Work item:
Gather each line in the entries that includes the string "mandala".

--- Material supplied ---

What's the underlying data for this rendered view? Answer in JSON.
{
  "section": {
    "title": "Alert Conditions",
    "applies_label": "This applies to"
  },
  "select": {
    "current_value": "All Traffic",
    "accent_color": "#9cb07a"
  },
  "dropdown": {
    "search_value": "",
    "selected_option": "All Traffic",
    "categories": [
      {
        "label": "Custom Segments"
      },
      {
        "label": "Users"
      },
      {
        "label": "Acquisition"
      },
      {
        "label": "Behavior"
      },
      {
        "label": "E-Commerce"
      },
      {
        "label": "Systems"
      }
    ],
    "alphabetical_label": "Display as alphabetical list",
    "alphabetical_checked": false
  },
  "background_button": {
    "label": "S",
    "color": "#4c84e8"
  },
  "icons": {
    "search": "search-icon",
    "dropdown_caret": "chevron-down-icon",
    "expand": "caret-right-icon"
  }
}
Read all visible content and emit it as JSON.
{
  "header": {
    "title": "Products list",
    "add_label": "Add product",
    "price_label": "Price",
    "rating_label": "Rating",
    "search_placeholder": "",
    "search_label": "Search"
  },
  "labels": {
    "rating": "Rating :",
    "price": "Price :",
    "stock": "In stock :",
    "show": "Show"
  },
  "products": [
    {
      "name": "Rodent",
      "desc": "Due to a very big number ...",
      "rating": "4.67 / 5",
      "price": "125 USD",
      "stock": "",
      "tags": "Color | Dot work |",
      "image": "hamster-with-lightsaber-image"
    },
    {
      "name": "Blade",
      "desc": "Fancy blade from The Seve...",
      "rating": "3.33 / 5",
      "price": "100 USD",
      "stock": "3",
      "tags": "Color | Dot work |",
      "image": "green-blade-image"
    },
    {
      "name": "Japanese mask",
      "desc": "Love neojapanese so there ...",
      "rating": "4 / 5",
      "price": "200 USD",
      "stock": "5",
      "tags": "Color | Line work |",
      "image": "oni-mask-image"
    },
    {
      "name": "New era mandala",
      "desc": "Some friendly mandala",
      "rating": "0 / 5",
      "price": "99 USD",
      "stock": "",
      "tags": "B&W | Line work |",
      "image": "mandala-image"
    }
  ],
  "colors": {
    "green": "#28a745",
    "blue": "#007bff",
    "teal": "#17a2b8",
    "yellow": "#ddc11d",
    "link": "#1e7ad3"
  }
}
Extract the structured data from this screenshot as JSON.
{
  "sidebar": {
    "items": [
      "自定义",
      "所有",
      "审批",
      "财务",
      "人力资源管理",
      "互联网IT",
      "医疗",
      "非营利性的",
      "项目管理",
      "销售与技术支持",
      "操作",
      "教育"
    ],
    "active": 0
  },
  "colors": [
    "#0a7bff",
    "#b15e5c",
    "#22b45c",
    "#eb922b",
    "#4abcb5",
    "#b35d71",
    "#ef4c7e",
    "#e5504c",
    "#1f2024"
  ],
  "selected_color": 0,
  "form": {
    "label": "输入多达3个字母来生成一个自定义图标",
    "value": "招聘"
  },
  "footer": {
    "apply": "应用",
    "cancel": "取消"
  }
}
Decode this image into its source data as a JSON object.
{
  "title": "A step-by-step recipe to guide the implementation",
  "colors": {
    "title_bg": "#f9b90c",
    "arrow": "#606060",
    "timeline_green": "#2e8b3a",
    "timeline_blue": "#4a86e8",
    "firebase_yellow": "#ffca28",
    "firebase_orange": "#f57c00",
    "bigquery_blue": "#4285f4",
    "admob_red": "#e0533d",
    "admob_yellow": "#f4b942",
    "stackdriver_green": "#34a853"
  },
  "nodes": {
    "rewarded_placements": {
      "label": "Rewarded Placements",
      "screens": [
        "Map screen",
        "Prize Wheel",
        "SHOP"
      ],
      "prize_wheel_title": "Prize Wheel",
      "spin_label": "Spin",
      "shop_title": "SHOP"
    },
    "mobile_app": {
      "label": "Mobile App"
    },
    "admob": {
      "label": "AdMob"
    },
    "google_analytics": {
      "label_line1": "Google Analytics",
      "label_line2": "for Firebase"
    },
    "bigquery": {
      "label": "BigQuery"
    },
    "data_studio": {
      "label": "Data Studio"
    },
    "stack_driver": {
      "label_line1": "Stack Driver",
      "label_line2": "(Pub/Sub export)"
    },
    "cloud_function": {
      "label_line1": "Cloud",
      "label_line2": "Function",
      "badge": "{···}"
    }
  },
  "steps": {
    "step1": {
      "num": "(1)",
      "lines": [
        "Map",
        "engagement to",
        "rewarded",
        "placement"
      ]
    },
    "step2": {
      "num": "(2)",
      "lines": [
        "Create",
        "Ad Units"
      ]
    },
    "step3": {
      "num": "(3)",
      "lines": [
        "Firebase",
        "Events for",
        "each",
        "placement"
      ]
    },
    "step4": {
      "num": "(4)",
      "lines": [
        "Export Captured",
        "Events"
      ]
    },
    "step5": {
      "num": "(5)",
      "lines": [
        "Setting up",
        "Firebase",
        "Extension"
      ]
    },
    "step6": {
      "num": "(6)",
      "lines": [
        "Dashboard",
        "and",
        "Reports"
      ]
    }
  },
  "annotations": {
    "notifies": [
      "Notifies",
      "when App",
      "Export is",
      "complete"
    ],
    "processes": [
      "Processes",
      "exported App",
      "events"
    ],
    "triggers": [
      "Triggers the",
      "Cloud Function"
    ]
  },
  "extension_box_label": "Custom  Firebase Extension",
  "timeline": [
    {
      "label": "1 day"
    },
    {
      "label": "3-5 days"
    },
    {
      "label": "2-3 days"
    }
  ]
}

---

Expected answer:
      "name": "New era mandala",
      "desc": "Some friendly mandala",
      "image": "mandala-image"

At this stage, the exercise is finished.